Every 10 years, the U.S. Census Bureau completes a survey of the population. If you participated in 2010, you likely remember filling out a paper form and may have wondered why you couldn’t complete it online. Well, the future is here.
With worries about the scope of government and the deficit, the Census Bureau has been directed to conduct the 2020 Census at a lower cost per household while maintaining consistent data quality. One of the big ways to cut those costs is to move primary data collection onto the web.
The effort has been designed to incentivize a high self-response rate, using current technology, administrative records and third-party data to target advertisements and prepare the public to submit their information. You can expect to see ads promoting it in 2019. The Census Bureau also plans to complete extensive address canvasing in an effort to ensure data quality and make participation as easy as possible for the public.
Online self-response opens in March 2020 and runs through September. All you will need to do is login to the Census Bureau website to submit your information. The physical location of your computer or mobile device will be used to identify your response – no need for the unique identification number of previous years. And if you’re not at home, you can simply provide your address.
But the paper form isn’t going anywhere. Responses will be collected via the mode easiest for the participant – be it internet, paper or by phone.
Why is the census so important? Its principal mandate is to count each person, in the right place, and to report those results to the U.S. president, the states and the people. Its findings are used for a variety of functions within our government, including the allocation of seats to the House of Representatives, as well as redistricting.
Decennial censuses also establish sampling guidelines for further Census Bureau surveys and become the basis for all other Census Bureau operations, which appropriates roughly $400 billion in federal funding to local communities.
The information collected is extremely useful to economists, demographers and other researchers investigating various areas of interest, including poverty, health care, education, economic mobility and so forth. In short, this data supports many essential functions in our society.
Since the last census in 2010, Montana has broken 1 million residents (2012) and become slightly more racially diverse. Other trends show that a smaller share of residents are currently married and more are commuting farther to work.
Trends like these come from Census Bureau surveys conducted annually or even monthly, between the decennial censuses. But the results are merely estimates, as opposed to a census which is a count – no need for statistical extrapolation or confidence intervals.

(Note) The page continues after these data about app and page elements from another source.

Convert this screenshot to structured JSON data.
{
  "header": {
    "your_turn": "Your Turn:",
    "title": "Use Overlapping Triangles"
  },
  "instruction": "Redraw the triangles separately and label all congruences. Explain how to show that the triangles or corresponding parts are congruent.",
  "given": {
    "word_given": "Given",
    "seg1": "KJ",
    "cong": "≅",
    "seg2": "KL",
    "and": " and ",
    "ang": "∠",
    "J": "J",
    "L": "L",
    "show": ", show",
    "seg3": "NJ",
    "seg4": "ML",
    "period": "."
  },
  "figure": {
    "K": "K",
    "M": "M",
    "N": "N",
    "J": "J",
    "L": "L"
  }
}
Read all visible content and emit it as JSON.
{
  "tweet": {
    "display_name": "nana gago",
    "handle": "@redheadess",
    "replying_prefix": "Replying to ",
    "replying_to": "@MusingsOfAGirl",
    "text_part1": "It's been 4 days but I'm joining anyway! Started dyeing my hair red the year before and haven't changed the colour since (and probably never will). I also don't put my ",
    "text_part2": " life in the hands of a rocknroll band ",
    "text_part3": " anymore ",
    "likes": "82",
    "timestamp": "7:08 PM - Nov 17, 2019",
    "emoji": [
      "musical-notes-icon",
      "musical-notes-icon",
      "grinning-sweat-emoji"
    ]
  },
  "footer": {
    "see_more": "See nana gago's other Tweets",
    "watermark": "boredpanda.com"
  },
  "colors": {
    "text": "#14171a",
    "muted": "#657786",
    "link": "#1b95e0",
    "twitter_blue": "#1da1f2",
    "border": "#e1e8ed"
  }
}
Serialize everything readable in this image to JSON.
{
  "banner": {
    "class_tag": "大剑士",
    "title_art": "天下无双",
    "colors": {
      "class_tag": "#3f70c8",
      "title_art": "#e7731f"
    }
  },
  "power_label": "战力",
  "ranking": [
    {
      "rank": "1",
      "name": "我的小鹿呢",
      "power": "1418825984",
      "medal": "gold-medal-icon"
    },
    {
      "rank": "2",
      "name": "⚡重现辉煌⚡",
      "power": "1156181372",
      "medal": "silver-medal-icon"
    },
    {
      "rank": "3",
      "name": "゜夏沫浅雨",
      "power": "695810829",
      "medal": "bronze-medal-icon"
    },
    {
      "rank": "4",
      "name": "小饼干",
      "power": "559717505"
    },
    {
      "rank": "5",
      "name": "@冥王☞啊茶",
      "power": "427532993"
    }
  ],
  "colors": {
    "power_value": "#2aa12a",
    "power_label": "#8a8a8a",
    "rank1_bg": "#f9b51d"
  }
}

Nonetheless, these activities give us a good idea of where the population is headed.
Many of the trends we see nationwide are also present in Montana. We are becoming more populous, diverse, educated and connected to one another. We are also becoming more single, or more appropriately, delaying traditional family choices in favor of farther education, job prospects/security, as well as greater financial security. We are also commuting slightly further for work as a whole, reflecting a tighter economy coming out of the recession.
While the days of a census worker knocking on your door is not completely gone, we can look forward to the convenience of the internet in 2020. But whatever mode of your choosing, be prepared to complete your census information on time and accurately. The more accurately we collectively complete the census, the less it will cost. And good, reliable data benefits everyone – its uses are as boundless as our curiosity in investigating it.